Connect with us


Trump Ends Key ObamaCare Subsidies for Low-Income Americans

Donald Trump

In his continuing effort to destroy former President Barack Obama’s legacy, Donald Trump’s White House announced Thursday that it would stop reimbursing health insurance companies for costs associated with lowering costs for low income Americans under the Affordable Care Act, also known as ObamaCare.

The Cost-share Reduction payments or CSRs are crucial subsidies designed to help low-income Americans afford health insurance and experts believe that without the CSRs most insurers would simply raise premiums forcing low-income Americans to simply walk away from ObamaCare because of high costs.

Democrat leaders said this decision has the potential to effectively end Affordable Care and condemned it as “spiteful.”

House Minority Leader Nancy Pelosi and Senate Minority Leader Chuck Schumer condemned the move in a joint statement. “Sadly, instead of working to lower health costs for Americans, it seems President Trump will single-handedly hike Americans’ health premiums,” they said.

RELATED: Congressional Republicans Abandon Effort to Repeal ObamaCare, Again.

The Democrat leaders called the move a “spiteful act of vast, pointless sabotage leveled at working families and the middle class in every corner of America.”

“Make no mistake about it, Trump will try to blame the Affordable Care Act, but this will fall on his back and he will pay the price for it,” they said.

The Congressional Budget Office (CBO) has warned that in the short term, health care premiums would spike and many insurers would leave the market.

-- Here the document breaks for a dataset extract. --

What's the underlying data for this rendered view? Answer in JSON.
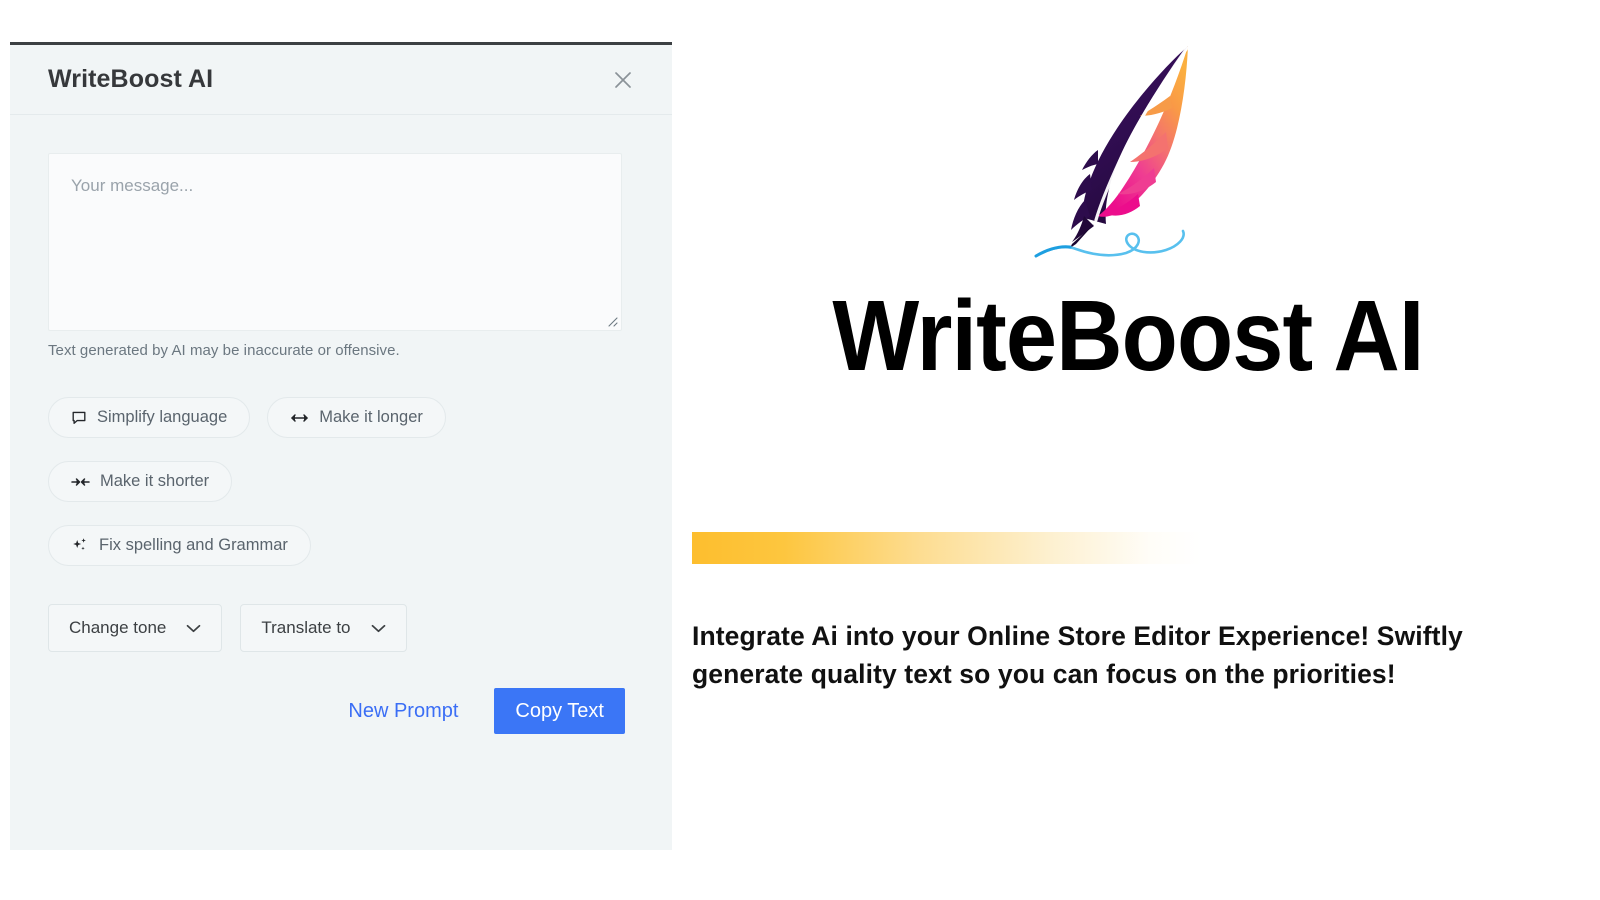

It will also lead to increase in deficits

President Donald Trump had indicated that his motive for cutting off the payments is to increase pressure on Republican and Democratic lawmakers to repeal Obamacare. In a tweet, Trump said that “Obamacare is a broken mess. Piece by piece we will now begin the process of giving America the great HealthCare it deserves!”

The White House also released a statement claiming the decision came as a result of guidance from the U.S. Justice Department.

“Based on guidance from the Department of Justice, the Department of Health and Human Services has concluded that there is no appropriation for cost-sharing reduction payments to insurance companies under Obamacare,” the White House said in a statement. “In light of this analysis, the Government cannot lawfully make the cost-sharing reduction payments,” the White House statement said.

“Make no mistake about it, Trump will try to blame the Affordable Care Act, but this will fall on his back and he will pay the price for it,” they said.

The open enrollment in Affordable Care Act plans for 2018 begins on Nov. 1. Insurers have already submitted their premiums for 2018 and in many cases raised rates on the assumption of cutting off the CSRs. That could somewhat blunt the impact of the White House’s move.

Democrats and Republicans in the House and Senate have talked about the possibility of appropriating the CSRs payments themselves. Doing so would blunt the impact of Trump’s order but it is impossible to know if congressional republican leaders would support a bill, which is likely to draw strong opposition from conservatives.

The move comes the same day Trump signed an executive order that seeks to further undermine President Barack Obama’s signature health care legacy.

House Speaker Paul Ryan (R-Wis.) said the move by the White House “preserves a monumental affirmation of Congress’s authority and the separation of powers.” Ryan released a statement late Thursday saying, “Obamacare has proven itself to be a fatally flawed law, and the House will continue to work with Trump administration to provide the American people a better system.”

However, Senate Democratic leader Chuck Schumer (D-NY) and Nancy Pelosi (D-CA) said that “Trumpcare collapsed because Americans overwhelmingly recognized the cruelty and higher costs it meant for them and their loved ones,” adding that “Now, millions of hard-working American families will suffer just because President Trump wants them to.”

The CBO reported in August that the decision to end the CSRs would cause the number of uninsured Americans to rise by about 1 million in 2018 but would start lowering the number of uninsured by about 1 million a year starting in 2020. Also, the federal budget deficit would rise by $6 billion next year, $21 billion in 2020 and $26 billion in 2026 as low- and moderate-income Americans make more use of tax credits to offset rising premiums.

SEE ALSO: House Ethics Committee Probes GOP Rep. Chris Collins for Insider Trading.

The CBO said it expected that insurers in some states would withdraw from some markets because of “substantial uncertainty.” However, it projected that by 2020, “more insurers would participate, so people in almost all areas would be able to buy no group insurance.”

Moreover, it said most people would pay net premiums for no group insurance similar to or less than what they would have paid otherwise over the next decade, after considering premium tax credits.

The White House said Thursday that “the bailout of insurance companies through these unlawful payments is yet another example of how the previous administration abused taxpayer dollars and skirted the law to prop up a broken system.”



Contributor, The Liberal Advocate News




More in Healthcare